··· Record extracts ···

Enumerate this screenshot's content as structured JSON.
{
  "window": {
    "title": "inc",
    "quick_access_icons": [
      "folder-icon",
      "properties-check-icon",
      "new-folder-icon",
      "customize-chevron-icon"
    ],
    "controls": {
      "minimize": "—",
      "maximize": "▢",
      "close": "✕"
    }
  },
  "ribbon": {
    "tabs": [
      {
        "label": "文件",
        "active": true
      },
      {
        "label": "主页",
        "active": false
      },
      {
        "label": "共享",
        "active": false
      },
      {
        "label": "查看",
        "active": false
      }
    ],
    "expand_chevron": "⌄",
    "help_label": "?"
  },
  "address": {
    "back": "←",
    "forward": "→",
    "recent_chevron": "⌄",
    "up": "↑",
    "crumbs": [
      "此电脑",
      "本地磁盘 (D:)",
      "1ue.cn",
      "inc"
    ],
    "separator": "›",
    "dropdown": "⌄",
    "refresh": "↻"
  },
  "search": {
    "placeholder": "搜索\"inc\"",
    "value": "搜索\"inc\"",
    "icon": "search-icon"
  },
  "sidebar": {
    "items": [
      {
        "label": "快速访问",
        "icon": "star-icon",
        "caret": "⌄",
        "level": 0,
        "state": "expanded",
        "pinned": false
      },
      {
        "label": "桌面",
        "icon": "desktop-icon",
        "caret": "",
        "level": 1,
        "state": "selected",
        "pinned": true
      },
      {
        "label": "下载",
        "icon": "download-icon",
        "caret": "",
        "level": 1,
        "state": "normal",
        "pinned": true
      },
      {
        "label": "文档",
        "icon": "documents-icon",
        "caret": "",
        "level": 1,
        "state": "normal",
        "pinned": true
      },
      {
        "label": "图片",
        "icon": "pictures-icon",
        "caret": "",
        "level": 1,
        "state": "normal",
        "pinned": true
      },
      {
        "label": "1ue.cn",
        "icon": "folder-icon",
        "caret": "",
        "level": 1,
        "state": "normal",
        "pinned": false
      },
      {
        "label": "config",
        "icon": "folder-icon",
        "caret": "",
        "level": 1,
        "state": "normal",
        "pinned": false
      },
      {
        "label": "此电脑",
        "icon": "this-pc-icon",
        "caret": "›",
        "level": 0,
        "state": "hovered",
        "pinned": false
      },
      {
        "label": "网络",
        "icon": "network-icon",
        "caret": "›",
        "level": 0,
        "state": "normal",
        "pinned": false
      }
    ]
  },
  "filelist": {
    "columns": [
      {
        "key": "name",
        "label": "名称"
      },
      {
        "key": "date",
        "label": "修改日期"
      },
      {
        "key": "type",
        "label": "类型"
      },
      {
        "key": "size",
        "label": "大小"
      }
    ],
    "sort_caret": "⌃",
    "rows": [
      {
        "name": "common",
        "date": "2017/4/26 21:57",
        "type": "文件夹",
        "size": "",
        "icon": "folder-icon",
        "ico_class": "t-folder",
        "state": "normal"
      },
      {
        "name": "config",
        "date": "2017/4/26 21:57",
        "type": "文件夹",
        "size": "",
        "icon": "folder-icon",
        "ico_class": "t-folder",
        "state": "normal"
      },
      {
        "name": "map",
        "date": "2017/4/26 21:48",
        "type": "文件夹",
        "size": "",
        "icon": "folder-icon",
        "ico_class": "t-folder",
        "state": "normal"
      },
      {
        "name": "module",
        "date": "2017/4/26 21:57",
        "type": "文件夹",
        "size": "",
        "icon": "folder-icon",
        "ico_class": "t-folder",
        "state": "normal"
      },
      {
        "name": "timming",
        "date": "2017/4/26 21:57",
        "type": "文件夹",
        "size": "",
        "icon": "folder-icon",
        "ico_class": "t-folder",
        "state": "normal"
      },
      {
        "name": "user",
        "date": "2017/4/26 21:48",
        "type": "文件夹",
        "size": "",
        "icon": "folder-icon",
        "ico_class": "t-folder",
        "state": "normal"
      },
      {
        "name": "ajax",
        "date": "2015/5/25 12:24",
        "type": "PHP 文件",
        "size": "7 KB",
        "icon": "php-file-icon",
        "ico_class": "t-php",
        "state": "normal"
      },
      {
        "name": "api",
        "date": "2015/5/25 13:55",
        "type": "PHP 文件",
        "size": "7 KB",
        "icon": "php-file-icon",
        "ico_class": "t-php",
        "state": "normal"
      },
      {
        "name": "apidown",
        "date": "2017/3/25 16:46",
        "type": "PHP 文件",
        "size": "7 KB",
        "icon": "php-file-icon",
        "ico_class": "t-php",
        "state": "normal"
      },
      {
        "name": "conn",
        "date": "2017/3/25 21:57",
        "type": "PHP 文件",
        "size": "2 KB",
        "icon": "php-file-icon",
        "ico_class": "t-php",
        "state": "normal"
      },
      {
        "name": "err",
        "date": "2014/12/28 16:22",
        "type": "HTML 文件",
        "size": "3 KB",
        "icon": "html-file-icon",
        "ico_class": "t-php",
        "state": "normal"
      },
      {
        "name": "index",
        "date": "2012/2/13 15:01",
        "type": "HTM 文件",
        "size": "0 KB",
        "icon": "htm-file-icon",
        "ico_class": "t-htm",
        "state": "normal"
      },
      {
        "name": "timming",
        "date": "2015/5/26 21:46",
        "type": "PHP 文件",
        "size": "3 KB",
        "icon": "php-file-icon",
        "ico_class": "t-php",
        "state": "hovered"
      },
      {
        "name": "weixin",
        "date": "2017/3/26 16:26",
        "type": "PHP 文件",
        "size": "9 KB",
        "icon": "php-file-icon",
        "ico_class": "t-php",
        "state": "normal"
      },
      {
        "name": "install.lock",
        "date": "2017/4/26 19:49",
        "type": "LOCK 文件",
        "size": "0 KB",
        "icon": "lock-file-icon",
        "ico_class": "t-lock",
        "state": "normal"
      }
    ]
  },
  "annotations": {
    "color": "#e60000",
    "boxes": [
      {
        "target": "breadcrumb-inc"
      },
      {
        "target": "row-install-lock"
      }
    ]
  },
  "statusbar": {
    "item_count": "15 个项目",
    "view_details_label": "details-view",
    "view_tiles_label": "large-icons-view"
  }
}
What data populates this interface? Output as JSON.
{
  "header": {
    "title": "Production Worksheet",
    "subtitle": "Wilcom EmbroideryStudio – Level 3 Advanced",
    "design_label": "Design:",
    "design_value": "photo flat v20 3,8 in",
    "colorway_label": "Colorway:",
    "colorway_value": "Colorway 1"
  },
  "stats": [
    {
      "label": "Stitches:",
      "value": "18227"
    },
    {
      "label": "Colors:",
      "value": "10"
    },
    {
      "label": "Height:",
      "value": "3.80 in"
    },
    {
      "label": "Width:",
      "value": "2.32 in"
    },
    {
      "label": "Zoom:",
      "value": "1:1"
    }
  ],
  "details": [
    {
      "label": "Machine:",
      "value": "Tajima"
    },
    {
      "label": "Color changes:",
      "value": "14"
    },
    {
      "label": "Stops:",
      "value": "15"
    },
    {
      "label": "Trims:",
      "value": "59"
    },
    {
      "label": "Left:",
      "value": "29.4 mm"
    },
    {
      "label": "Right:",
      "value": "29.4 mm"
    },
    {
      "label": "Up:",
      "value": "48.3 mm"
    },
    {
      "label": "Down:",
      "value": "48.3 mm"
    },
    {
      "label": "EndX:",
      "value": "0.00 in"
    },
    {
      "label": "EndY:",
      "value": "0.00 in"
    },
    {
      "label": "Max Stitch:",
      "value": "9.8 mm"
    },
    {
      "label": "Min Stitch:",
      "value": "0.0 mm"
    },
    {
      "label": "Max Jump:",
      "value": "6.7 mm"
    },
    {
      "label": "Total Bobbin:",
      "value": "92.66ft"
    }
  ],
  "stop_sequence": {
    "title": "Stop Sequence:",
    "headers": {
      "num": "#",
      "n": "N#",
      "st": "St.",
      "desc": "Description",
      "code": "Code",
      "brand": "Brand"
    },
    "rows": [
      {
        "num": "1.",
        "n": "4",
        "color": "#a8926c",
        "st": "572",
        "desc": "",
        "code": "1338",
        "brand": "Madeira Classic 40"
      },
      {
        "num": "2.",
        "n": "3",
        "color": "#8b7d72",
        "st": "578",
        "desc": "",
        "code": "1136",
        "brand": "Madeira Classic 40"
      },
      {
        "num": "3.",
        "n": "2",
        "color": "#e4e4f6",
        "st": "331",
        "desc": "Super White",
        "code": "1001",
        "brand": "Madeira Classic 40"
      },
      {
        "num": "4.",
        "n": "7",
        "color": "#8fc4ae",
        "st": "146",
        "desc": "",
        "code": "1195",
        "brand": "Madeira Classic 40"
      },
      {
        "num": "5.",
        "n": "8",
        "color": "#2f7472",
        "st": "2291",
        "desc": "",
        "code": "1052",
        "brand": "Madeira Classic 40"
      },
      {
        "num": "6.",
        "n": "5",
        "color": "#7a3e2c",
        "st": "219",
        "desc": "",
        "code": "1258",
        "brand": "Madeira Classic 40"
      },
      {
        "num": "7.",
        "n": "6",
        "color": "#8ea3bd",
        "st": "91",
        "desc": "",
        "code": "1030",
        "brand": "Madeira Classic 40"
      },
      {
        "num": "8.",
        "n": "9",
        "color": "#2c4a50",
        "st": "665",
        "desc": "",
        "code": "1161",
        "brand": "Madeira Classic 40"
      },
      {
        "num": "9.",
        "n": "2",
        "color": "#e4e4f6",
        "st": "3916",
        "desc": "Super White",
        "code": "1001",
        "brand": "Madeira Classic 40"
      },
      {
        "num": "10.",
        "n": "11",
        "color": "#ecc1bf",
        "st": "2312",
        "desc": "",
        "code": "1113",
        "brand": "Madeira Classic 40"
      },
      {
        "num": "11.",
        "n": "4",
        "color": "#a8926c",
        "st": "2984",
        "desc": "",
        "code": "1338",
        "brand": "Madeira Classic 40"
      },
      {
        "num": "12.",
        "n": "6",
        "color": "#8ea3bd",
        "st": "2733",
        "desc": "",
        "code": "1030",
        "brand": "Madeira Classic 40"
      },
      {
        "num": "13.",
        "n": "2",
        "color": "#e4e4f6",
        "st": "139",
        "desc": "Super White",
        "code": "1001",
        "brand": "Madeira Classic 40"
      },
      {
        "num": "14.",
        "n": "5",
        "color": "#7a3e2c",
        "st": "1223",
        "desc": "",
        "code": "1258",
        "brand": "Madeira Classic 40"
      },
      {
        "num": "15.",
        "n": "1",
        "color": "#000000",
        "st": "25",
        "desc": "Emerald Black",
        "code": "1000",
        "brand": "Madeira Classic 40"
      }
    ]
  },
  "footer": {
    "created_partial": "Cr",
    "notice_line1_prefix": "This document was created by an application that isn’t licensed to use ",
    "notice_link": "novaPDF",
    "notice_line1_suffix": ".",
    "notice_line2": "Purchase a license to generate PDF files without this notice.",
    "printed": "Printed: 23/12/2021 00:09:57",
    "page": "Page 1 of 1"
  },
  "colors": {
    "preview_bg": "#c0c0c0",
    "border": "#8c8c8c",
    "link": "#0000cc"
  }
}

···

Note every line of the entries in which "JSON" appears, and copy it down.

Enumerate this screenshot's content as structured JSON.
What data populates this interface? Output as JSON.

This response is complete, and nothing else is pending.